“He who is in suffering and … prays to the Lord is certain that God's love will never abandon him,” the Archbishop told those who are suffering from the disease.
Archbishop Zimowski, who heads the Pontifical Council for Health Care Workers, said that those currently being treated for leprosy can and must “express all the riches of their dignity and spirituality.” He also counseled them to be in solidarity with others who have been “equally afflicted and have been marked indelibly by this infection.”
Those who have been cured of the disease can “communicate their gratitude in a practical way” by providing moral support to those still suffering from leprosy and contributing to the identification and prevention of the disease, he said.
“Those who have attained a cure can in this way communicate all their interior riches ... as people touched by suffering and involved in working for the health of the community to which they belong.”
Leprosy, which is also called Hansen’s Disease, has not been eradicated from the modern world, although it continues to decrease every year.
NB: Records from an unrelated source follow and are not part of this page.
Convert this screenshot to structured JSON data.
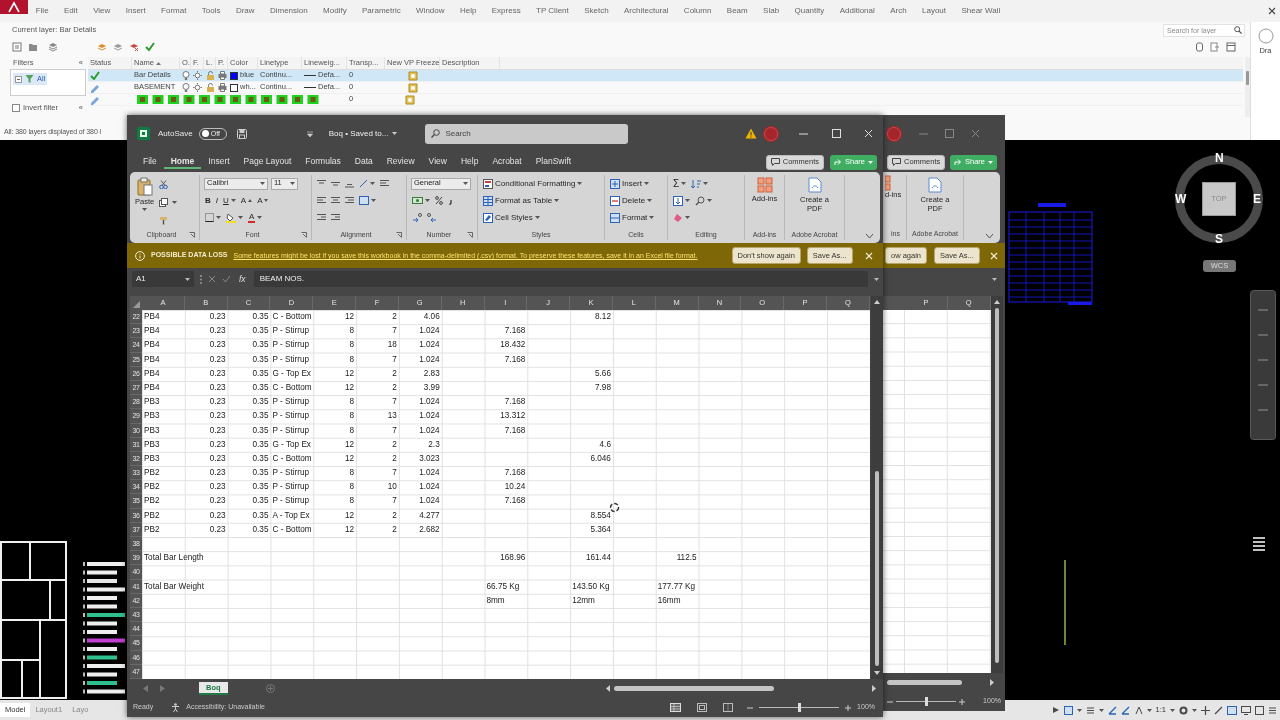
{
  "autocad": {
    "menu": [
      "File",
      "Edit",
      "View",
      "Insert",
      "Format",
      "Tools",
      "Draw",
      "Dimension",
      "Modify",
      "Parametric",
      "Window",
      "Help",
      "Express",
      "TP Client",
      "Sketch",
      "Architectural",
      "Column",
      "Beam",
      "Slab",
      "Quantity",
      "Additional",
      "Arch",
      "Layout",
      "Shear Wall"
    ],
    "layer_manager": {
      "current_layer": "Current layer: Bar Details",
      "search": {
        "placeholder": "Search for layer"
      },
      "filters": {
        "heading": "Filters",
        "collapse": "«",
        "items": [
          {
            "label": "All",
            "selected": true
          }
        ],
        "invert_filter": {
          "label": "Invert filter",
          "checked": false,
          "collapse": "«"
        }
      },
      "columns": [
        "Status",
        "Name",
        "O.",
        "F.",
        "L.",
        "P.",
        "Color",
        "Linetype",
        "Lineweig...",
        "Transp...",
        "New VP Freeze",
        "Description"
      ],
      "layers": [
        {
          "current": true,
          "selected": true,
          "covered": false,
          "name": "Bar Details",
          "color": "#0000ff",
          "color_label": "blue",
          "linetype": "Continu...",
          "lineweight": "Defa...",
          "transparency": "0"
        },
        {
          "current": false,
          "selected": false,
          "covered": false,
          "name": "BASEMENT",
          "color": "#ffffff",
          "color_label": "wh...",
          "linetype": "Continu...",
          "lineweight": "Defa...",
          "transparency": "0"
        },
        {
          "current": false,
          "selected": false,
          "covered": true,
          "transparency": "0"
        }
      ],
      "summary": "All: 380 layers displayed of 380 l"
    },
    "palette": {
      "label": "Dra"
    },
    "compass": {
      "north": "N",
      "west": "W",
      "east": "E",
      "south": "S",
      "view": "TOP",
      "ucs": "WCS"
    },
    "layout_tabs": [
      {
        "label": "Model",
        "selected": true
      },
      {
        "label": "Layout1",
        "selected": false
      },
      {
        "label": "Layo",
        "selected": false
      }
    ],
    "scale": "1:1"
  },
  "excel": {
    "title_bar": {
      "autosave": {
        "label": "AutoSave",
        "state_label": "Off",
        "on": false
      },
      "document": "Boq • Saved to...",
      "search": {
        "placeholder": "Search"
      }
    },
    "tabs": [
      {
        "label": "File",
        "selected": false
      },
      {
        "label": "Home",
        "selected": true
      },
      {
        "label": "Insert",
        "selected": false
      },
      {
        "label": "Page Layout",
        "selected": false
      },
      {
        "label": "Formulas",
        "selected": false
      },
      {
        "label": "Data",
        "selected": false
      },
      {
        "label": "Review",
        "selected": false
      },
      {
        "label": "View",
        "selected": false
      },
      {
        "label": "Help",
        "selected": false
      },
      {
        "label": "Acrobat",
        "selected": false
      },
      {
        "label": "PlanSwift",
        "selected": false
      }
    ],
    "comments": "Comments",
    "share": "Share",
    "ribbon": {
      "clipboard": {
        "paste": "Paste",
        "label": "Clipboard"
      },
      "font": {
        "name": "Calibri",
        "size": "11",
        "bold": "B",
        "italic": "I",
        "underline": "U",
        "grow": "A",
        "shrink": "A",
        "font_color": "A",
        "label": "Font"
      },
      "alignment": {
        "label": "Alignment"
      },
      "number": {
        "format": "General",
        "label": "Number"
      },
      "styles": {
        "items": [
          "Conditional Formatting",
          "Format as Table",
          "Cell Styles"
        ],
        "label": "Styles"
      },
      "cells": {
        "items": [
          "Insert",
          "Delete",
          "Format"
        ],
        "label": "Cells"
      },
      "editing": {
        "autosum": "Σ",
        "label": "Editing"
      },
      "addins": {
        "button": "Add-ins",
        "label": "Add-ins"
      },
      "acrobat": {
        "button": "Create a PDF",
        "label": "Adobe Acrobat"
      }
    },
    "message_bar": {
      "title": "POSSIBLE DATA LOSS",
      "message": "Some features might be lost if you save this workbook in the comma-delimited (.csv) format. To preserve these features, save it in an Excel file format.",
      "buttons": [
        "Don't show again",
        "Save As..."
      ]
    },
    "formula_bar": {
      "name_box": "A1",
      "fx": "fx",
      "content": "BEAM NOS."
    },
    "sheet": {
      "columns": [
        "A",
        "B",
        "C",
        "D",
        "E",
        "F",
        "G",
        "H",
        "I",
        "J",
        "K",
        "L",
        "M",
        "N",
        "O",
        "P",
        "Q"
      ],
      "rows": [
        {
          "number": "22",
          "cells": [
            "PB4",
            "0.23",
            "0.35",
            "C - Bottom",
            "12",
            "2",
            "4.06",
            null,
            null,
            null,
            "8.12"
          ]
        },
        {
          "number": "23",
          "cells": [
            "PB4",
            "0.23",
            "0.35",
            "P - Stirrup",
            "8",
            "7",
            "1.024",
            null,
            "7.168"
          ]
        },
        {
          "number": "24",
          "cells": [
            "PB4",
            "0.23",
            "0.35",
            "P - Stirrup",
            "8",
            "18",
            "1.024",
            null,
            "18.432"
          ]
        },
        {
          "number": "25",
          "cells": [
            "PB4",
            "0.23",
            "0.35",
            "P - Stirrup",
            "8",
            "7",
            "1.024",
            null,
            "7.168"
          ]
        },
        {
          "number": "26",
          "cells": [
            "PB4",
            "0.23",
            "0.35",
            "G - Top Ex",
            "12",
            "2",
            "2.83",
            null,
            null,
            null,
            "5.66"
          ]
        },
        {
          "number": "27",
          "cells": [
            "PB4",
            "0.23",
            "0.35",
            "C - Bottom",
            "12",
            "2",
            "3.99",
            null,
            null,
            null,
            "7.98"
          ]
        },
        {
          "number": "28",
          "cells": [
            "PB3",
            "0.23",
            "0.35",
            "P - Stirrup",
            "8",
            "7",
            "1.024",
            null,
            "7.168"
          ]
        },
        {
          "number": "29",
          "cells": [
            "PB3",
            "0.23",
            "0.35",
            "P - Stirrup",
            "8",
            "13",
            "1.024",
            null,
            "13.312"
          ]
        },
        {
          "number": "30",
          "cells": [
            "PB3",
            "0.23",
            "0.35",
            "P - Stirrup",
            "8",
            "7",
            "1.024",
            null,
            "7.168"
          ]
        },
        {
          "number": "31",
          "cells": [
            "PB3",
            "0.23",
            "0.35",
            "G - Top Ex",
            "12",
            "2",
            "2.3",
            null,
            null,
            null,
            "4.6"
          ]
        },
        {
          "number": "32",
          "cells": [
            "PB3",
            "0.23",
            "0.35",
            "C - Bottom",
            "12",
            "2",
            "3.023",
            null,
            null,
            null,
            "6.046"
          ]
        },
        {
          "number": "33",
          "cells": [
            "PB2",
            "0.23",
            "0.35",
            "P - Stirrup",
            "8",
            "7",
            "1.024",
            null,
            "7.168"
          ]
        },
        {
          "number": "34",
          "cells": [
            "PB2",
            "0.23",
            "0.35",
            "P - Stirrup",
            "8",
            "10",
            "1.024",
            null,
            "10.24"
          ]
        },
        {
          "number": "35",
          "cells": [
            "PB2",
            "0.23",
            "0.35",
            "P - Stirrup",
            "8",
            "7",
            "1.024",
            null,
            "7.168"
          ]
        },
        {
          "number": "36",
          "cells": [
            "PB2",
            "0.23",
            "0.35",
            "A - Top Ex",
            "12",
            "2",
            "4.277",
            null,
            null,
            null,
            "8.554"
          ]
        },
        {
          "number": "37",
          "cells": [
            "PB2",
            "0.23",
            "0.35",
            "C - Bottom",
            "12",
            "2",
            "2.682",
            null,
            null,
            null,
            "5.364"
          ]
        },
        {
          "number": "38"
        },
        {
          "number": "39",
          "cells": [
            "Total Bar Length",
            null,
            null,
            null,
            null,
            null,
            null,
            null,
            "168.96",
            null,
            "161.44",
            null,
            "112.5"
          ]
        },
        {
          "number": "40"
        },
        {
          "number": "41",
          "cells": [
            "Total Bar Weight",
            null,
            null,
            null,
            null,
            null,
            null,
            null,
            "66.75 Kg",
            null,
            "143.50 Kg",
            null,
            "177.77 Kg"
          ]
        },
        {
          "number": "42",
          "cells": [
            null,
            null,
            null,
            null,
            null,
            null,
            null,
            null,
            "8mm",
            null,
            "12mm",
            null,
            "16mm"
          ]
        },
        {
          "number": "43"
        },
        {
          "number": "44"
        },
        {
          "number": "45"
        },
        {
          "number": "46"
        },
        {
          "number": "47"
        }
      ]
    },
    "sheet_tabs": [
      {
        "label": "Boq",
        "selected": true
      }
    ],
    "status": {
      "ready": "Ready",
      "accessibility": "Accessibility: Unavailable",
      "zoom": {
        "level": 0.5,
        "reading": "100%"
      }
    }
  },
  "excel_back": {
    "comments": "Comments",
    "share": "Share",
    "addins": {
      "button": "d-ins",
      "label": "ins"
    },
    "acrobat": {
      "button": "Create a PDF",
      "label": "Adobe Acrobat"
    },
    "buttons": [
      "ow again",
      "Save As..."
    ],
    "columns": [
      "P",
      "Q"
    ],
    "zoom": {
      "level": 0.5,
      "reading": "100%"
    }
  }
}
The World Health Organization estimated a total of about 200,000 cases in 2010 – 2011.
Archbishop Zimowski said that God's love and the love of the Church, which is an extension of God's work, “will never fail” them.
Pope Benedict XVI recently chose the gospel passage of Luke 17:19, “Stand and go; your faith has saved you” as the theme for the 20th World Day of the Sick, to be held on Feb. 11.
The archbishop pointed out that those afflicted by leprosy can find particular comfort in the Pope's scripture selection because it speaks of Christ's healing of the 10 lepers who were “readmitted to the community and reintegrated into the social occupational fabric.”
He expanded on the scripture passage by pointing out that the leper who returned to thank Jesus showed that “reacquired health is a sign of something more precious that mere physical healing.” The healing that the leper experienced was also a sign of salvation through Christ.
Archbishop Zimowski noted the many volunteer organizations that have helped in reducing the number of cases of leprosy, especially the Raoul Follereau Foundation based in Bologna, Italy.
He urged those involved in treating leprosy to fight against the disease and to continue their work “tenaciously” to reduce relapse cases.